Synopsis by Clarke Fountain
In a change of pace from his gay-activist or otherwise politically in-your-face documentaries and feature films, director Rosa von Praunheim here films a tribute to the lives and careers of three successful woman performers from pre-Nazi Germany who fled to the U.S. when it became clear that things in their home country were beyond repair. After the war, each of them remained in the U.S. and continued actively pursuing their careers, with mixed success. The first is the innovative dancer/actor/choreographer Lotte Goslar, who worked with Mary Wigman in pioneering modern dance, and choreographed productions by Bertolt Brecht. The second woman, Dolly Haas, was a major German movie star. She had a Hollywood contract but the movie moguls never cast her in anything, and she went on to appear on the New York stage before marrying the Broadway caricaturist Al Hirshfield.
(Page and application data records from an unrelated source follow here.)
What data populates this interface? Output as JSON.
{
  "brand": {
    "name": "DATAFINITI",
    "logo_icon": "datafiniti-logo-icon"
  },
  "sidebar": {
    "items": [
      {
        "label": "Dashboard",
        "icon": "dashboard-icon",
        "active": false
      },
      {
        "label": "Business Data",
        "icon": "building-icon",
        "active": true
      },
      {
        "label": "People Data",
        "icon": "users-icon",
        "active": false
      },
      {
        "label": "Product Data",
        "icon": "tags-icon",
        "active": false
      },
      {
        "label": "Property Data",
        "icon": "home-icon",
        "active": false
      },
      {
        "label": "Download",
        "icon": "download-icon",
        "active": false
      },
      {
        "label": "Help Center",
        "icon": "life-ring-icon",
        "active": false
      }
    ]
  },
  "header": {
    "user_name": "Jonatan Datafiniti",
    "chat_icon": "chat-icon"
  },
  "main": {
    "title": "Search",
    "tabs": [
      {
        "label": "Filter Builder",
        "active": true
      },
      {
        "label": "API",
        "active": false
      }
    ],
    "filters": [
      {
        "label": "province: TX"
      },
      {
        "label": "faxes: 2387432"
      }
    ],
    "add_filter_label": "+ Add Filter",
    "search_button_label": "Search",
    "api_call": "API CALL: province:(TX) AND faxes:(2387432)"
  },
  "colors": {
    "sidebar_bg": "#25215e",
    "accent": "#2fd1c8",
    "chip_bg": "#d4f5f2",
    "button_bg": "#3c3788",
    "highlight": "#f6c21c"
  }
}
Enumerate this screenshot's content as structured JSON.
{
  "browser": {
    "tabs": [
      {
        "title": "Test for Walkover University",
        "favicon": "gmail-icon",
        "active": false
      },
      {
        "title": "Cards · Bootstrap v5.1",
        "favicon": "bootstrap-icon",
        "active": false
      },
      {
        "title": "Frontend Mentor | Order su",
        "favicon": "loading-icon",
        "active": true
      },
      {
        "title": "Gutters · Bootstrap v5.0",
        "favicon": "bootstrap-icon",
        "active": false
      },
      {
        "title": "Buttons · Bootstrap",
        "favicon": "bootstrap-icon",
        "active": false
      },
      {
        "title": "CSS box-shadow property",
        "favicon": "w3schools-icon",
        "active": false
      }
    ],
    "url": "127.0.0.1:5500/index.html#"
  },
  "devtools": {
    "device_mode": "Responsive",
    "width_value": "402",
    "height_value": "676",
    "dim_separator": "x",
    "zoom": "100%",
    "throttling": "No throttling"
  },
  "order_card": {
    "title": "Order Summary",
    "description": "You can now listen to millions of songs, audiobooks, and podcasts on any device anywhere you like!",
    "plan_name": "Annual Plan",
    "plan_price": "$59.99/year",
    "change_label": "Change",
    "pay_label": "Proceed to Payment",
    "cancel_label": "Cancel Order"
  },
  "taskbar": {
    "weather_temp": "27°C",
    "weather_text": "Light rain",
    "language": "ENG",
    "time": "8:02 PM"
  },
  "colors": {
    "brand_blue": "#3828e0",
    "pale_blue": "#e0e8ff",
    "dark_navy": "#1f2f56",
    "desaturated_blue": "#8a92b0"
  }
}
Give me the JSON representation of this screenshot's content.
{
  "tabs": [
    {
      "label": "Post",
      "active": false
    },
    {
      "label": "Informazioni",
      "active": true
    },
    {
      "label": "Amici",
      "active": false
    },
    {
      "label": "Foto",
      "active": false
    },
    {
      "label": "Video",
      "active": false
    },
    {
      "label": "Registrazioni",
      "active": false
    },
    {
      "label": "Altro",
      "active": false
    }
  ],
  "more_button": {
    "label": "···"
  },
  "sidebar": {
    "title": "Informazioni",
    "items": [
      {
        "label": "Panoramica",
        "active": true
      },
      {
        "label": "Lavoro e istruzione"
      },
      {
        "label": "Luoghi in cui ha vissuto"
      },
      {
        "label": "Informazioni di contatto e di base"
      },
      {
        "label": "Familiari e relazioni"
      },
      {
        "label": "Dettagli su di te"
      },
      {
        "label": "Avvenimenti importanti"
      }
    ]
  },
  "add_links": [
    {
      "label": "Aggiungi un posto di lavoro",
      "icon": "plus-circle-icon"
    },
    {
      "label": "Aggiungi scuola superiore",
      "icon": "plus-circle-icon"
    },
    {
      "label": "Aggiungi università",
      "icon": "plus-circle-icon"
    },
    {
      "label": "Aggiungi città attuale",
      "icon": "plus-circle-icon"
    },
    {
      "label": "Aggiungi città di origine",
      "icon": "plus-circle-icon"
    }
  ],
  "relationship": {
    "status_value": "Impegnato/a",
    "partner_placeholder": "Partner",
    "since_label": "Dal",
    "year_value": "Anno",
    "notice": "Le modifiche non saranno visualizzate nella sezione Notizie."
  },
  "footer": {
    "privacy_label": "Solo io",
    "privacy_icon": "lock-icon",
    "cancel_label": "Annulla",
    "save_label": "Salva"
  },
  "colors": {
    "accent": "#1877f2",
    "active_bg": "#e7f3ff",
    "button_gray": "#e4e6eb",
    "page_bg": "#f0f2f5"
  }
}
Lastly, Maria Piscator, who began her career as a dancer and choreographed for Max Reinhardt, founded the Dramatic Workshop at New York's New School with her husband, director Erwin Piscator.